Party Over for the Aussie
Welcome back members. We hope everyone had a safe and happy festive
season. As we prepare to tackle 2014 with renewed vigour, we thought we’d
dedicate the first editorial of the year to the Aussie dollar.
After defying gravity for around two years, the local unit appears
to have finally buckled under the pressure of a weaker economy, falling
commodity prices and interest rates, as well as renewed US dollar strength.
Today we will look at these reasons behind the Aussie dollar’s fall
from grace and assess the potential for further currency depreciation.
By and large, 2013 was a year of transition for the Aussie economy.
The nation’s GDP growth slowed in the past year and a half as the mining boom
faded in response to a moderating Chinese economy.

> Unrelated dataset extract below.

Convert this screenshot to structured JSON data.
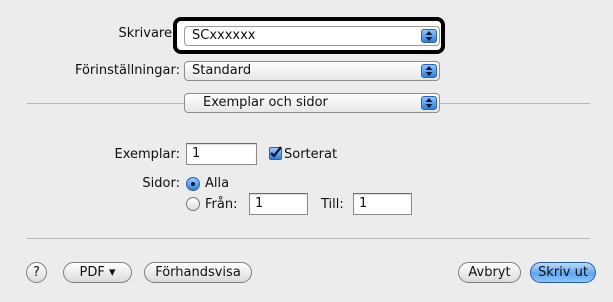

Capital expenditure in the resources industry has diminished and the
economy is presently in a tough spot as policy-makers try to lift growth in
other industries to compensate for weaker mining activity.
Lower spending on mining projects and subdued manufacturing growth
in the eastern states have been the principal causes of the rise in Australia’s
Lower prices for our commodities and weaker exports to Australia’s
major trading partners – other than China – have also led to near continual
monthly trade deficits.
Below we graph the trend in Australia’s trade balance (red bars at
bottom of chart), the unemployment rate (yellow line) and the Aussie dollar
As we can see, from January to October there have been consistent
monthly trade deficits at a time when the unemployment rate has shot up from
5.4% in January to 5.8% in November.
Lower commodity prices and
Although there was a big rally on global equity markets last year,
commodity prices in general headed in the opposite direction.
The Thomson Reuters/Jefferies CRB Commodity Index (CRB) shed around
4% in 2013 as commodity demand, particularly from emerging economies, failed to
keep up with expanding supply.
Also, let’s not forget the huge plunge in the price of precious
metals like gold and silver.
Australia is a major commodity producing nation, and the lower
prices received for our mineral exports was a key reason behind the monthly
trade deficits in 2013.
Also the RBA implemented two interest rate cuts in 2013, with the
official cash rate currently at a record low 2.5%.
Not only have interest rates fallen but RBA governor, Glenn Stevens,
has made known his displeasure at the high Aussie dollar, believing fair value for
the local unit is around 85 US cents.
His comments about the Aussie dollar have been interpreted as a sign
that the central bank is not done cutting interest rates.
The downward trend in both the CRB Index (white line) and the RBA official
cash rate (green line) is illustrated below.